About Ferzana Chaze, Ph.D :

Ferzana is a Professor in the faculty of Applied Health and Community Studies at Sheridan College. She has a PhD in Social Work from York University and a Master of Social Work degree from the University of Toronto and the University of Mumbai. Ferzana has over 25 years of experience in social work education, research and practice.  She is deeply interested in issues related to vulnerable populations, particularly racialized immigrant communities. Her scholarship has focused largely on the experiences of immigrants in settling and integrating into Canadian society and on the unique challenges they experience on account of their intersectional identities.

About Bethany Osborne, Ph.D:

Bethany is an innovative educator and researcher with over 25 years of experience engaging and collaborating with diverse communities. She has her MA in Adult Education and Community Development in the collaborative program in Women and Gender Studies and a PhD in Adult Education and Community Development from the University of Toronto. Over her career, she has worked with non-profit organizations in both Canada and internationally as a researcher, educator and consultant, enjoying a key role in supporting community transformation through innovative and creative program and project design, grant writing, and working with leadership to develop dynamic learning communities. Her areas of research interest are the relationship between violence and learning, the impact of violence on individuals and communities, and building supportive communities and processes. Her research often includes arts-based and other creative approaches. She is currently the Program Coordinator and Professor in the Honours Bachelor of Social and Community Development at Sheridan College.
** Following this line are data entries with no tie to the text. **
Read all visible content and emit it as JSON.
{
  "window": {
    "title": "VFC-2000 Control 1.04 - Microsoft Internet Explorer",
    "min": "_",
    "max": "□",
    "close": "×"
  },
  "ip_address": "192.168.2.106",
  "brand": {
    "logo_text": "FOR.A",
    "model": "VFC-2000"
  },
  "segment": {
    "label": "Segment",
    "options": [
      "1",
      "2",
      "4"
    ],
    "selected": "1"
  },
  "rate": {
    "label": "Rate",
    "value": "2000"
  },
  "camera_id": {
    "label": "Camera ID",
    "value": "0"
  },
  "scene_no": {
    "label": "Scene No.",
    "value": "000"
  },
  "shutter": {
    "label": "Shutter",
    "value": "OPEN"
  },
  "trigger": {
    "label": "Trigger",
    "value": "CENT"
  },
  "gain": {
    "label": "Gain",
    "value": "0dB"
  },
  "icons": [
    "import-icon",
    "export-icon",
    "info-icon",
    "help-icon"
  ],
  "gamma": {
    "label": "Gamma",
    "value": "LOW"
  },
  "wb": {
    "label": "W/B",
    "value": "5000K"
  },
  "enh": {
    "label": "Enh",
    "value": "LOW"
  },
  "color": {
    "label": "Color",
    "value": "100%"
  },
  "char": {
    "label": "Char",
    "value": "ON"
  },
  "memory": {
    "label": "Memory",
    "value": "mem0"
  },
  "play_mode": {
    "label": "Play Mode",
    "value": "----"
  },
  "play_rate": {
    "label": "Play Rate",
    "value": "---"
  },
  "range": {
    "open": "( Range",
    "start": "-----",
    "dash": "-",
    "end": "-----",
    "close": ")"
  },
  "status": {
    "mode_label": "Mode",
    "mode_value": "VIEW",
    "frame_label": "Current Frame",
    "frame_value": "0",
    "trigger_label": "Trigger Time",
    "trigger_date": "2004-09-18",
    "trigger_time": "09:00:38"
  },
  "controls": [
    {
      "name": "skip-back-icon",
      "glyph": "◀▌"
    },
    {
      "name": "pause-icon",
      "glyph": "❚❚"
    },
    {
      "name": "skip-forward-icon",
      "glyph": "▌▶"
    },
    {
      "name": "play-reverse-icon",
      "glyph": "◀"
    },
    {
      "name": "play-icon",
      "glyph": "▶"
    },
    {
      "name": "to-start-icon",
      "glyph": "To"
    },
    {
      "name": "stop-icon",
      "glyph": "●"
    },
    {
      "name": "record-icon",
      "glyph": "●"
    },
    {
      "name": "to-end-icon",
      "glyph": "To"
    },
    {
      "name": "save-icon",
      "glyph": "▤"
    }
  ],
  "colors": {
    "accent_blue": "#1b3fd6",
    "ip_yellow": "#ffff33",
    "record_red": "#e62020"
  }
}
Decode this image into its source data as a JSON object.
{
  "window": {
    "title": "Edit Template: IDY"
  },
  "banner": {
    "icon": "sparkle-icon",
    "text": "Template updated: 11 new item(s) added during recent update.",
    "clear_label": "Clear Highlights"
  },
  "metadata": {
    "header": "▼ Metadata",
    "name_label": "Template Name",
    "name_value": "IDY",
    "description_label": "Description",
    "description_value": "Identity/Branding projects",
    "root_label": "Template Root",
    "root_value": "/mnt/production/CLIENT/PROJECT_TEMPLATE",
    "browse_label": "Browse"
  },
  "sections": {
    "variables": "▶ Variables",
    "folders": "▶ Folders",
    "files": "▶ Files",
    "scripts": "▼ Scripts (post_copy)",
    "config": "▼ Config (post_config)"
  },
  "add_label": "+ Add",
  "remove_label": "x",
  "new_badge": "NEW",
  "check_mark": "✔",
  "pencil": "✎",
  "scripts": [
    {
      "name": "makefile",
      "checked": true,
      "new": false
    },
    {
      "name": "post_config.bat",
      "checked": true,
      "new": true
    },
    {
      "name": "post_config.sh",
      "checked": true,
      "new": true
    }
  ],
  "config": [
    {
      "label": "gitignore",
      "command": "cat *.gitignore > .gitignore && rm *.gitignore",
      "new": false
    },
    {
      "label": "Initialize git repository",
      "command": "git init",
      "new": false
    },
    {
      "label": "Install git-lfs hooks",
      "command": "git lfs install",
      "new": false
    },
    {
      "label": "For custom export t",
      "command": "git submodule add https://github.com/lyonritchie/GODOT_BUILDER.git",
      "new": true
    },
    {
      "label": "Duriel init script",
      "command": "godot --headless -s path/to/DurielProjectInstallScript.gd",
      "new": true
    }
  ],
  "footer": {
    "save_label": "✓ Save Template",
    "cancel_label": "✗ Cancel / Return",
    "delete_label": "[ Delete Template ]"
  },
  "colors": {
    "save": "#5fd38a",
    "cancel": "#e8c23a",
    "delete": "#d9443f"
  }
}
Target Audience: Allied health professionals, medical professionals, justice professionals, clinical case managers, Front-line para-professionals, education professionals, policy, management, administrative staff, justice para professionals.